*** Opening of Provided entries ***
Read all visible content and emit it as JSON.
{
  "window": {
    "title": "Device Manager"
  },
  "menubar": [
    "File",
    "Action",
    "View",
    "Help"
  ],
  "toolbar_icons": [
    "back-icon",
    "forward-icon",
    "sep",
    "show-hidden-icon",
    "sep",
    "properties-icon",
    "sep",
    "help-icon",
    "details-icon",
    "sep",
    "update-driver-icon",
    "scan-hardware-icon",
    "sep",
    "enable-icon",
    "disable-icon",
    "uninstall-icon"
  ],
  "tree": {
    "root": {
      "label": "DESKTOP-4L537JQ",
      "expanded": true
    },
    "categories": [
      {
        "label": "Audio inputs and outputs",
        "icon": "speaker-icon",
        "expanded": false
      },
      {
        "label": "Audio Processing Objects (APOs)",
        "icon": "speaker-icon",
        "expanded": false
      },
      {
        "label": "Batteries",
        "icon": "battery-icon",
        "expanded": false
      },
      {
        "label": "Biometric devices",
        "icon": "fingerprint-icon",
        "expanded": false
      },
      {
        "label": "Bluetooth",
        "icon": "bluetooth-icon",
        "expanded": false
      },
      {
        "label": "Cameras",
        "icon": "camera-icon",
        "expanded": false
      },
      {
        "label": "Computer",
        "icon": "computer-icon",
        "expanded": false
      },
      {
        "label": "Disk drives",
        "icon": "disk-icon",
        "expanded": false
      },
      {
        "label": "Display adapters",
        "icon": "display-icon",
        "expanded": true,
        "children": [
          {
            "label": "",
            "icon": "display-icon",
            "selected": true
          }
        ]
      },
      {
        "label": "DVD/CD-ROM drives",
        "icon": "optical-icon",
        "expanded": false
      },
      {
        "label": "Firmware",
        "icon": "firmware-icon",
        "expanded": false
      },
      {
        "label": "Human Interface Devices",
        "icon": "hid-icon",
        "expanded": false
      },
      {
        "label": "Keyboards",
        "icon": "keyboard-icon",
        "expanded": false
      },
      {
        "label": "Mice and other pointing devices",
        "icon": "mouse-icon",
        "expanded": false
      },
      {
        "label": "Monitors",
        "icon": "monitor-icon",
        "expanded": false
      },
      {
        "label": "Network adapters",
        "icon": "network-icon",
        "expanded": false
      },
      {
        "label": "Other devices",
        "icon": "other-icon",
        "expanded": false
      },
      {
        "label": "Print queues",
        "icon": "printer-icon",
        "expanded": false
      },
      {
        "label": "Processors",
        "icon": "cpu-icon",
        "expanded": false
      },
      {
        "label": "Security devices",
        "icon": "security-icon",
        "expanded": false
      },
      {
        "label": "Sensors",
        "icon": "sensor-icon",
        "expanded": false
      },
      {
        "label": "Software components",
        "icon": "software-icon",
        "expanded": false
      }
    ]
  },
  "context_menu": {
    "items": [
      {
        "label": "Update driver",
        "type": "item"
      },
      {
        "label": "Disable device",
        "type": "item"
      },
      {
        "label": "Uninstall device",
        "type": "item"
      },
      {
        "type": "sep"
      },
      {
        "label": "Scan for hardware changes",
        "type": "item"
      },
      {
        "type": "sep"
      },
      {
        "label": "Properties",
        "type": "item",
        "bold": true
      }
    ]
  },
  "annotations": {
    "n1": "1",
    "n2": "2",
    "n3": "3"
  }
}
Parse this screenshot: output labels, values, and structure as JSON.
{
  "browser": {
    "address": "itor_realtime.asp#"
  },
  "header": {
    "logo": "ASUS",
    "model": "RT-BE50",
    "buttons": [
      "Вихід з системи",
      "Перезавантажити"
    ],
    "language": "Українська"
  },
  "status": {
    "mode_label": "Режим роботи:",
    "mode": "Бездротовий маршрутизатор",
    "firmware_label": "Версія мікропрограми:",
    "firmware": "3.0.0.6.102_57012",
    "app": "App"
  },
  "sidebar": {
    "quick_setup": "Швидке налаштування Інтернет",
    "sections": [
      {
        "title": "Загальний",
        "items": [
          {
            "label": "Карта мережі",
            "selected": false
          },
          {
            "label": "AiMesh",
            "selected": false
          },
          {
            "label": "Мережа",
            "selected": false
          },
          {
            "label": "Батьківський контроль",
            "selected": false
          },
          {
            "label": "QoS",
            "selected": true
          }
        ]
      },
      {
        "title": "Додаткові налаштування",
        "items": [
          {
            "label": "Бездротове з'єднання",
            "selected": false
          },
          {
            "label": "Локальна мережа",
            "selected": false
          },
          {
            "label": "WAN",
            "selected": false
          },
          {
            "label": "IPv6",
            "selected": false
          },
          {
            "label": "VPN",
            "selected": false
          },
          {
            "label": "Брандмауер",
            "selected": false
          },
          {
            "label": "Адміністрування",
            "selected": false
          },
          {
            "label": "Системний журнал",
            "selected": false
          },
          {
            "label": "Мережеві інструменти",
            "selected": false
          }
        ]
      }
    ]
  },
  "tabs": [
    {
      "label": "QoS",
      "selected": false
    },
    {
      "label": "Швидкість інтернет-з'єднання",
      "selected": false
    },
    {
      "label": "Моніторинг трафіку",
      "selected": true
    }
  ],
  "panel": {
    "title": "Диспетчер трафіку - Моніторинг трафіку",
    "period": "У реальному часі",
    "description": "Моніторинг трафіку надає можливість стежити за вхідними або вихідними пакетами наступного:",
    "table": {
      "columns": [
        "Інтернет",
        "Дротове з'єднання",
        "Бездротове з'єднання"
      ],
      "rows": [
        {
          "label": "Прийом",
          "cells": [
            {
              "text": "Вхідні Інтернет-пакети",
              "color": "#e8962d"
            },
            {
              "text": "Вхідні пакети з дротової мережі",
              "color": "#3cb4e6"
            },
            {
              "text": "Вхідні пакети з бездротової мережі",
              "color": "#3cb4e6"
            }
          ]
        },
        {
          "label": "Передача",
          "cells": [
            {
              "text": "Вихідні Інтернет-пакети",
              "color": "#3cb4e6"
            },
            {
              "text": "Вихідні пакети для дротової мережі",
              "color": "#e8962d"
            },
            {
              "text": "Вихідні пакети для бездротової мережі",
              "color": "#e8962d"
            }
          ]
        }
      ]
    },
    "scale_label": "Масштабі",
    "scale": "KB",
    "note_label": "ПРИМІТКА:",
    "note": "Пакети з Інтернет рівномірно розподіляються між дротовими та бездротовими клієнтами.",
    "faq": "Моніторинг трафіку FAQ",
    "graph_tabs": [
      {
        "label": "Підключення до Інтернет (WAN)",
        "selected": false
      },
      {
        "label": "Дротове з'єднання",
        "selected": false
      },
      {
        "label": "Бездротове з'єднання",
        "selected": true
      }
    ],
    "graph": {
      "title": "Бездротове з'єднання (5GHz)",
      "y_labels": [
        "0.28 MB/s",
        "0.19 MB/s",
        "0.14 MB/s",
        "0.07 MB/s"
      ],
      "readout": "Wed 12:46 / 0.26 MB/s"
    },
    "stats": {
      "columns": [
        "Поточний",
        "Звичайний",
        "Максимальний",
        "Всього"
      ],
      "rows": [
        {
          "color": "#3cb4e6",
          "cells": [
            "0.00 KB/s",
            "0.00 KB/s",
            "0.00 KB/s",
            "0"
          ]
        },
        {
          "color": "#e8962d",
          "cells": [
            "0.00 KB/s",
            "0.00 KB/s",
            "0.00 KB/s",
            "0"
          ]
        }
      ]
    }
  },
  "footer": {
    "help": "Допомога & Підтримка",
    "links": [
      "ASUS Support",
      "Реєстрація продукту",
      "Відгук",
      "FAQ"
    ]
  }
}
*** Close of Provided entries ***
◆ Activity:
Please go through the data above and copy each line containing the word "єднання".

◆ The completed task:
            "label": "Бездротове з'єднання",
      "label": "Швидкість інтернет-з'єднання",
        "Дротове з'єднання",
        "Бездротове з'єднання"
        "label": "Дротове з'єднання",
        "label": "Бездротове з'єднання",
      "title": "Бездротове з'єднання (5GHz)",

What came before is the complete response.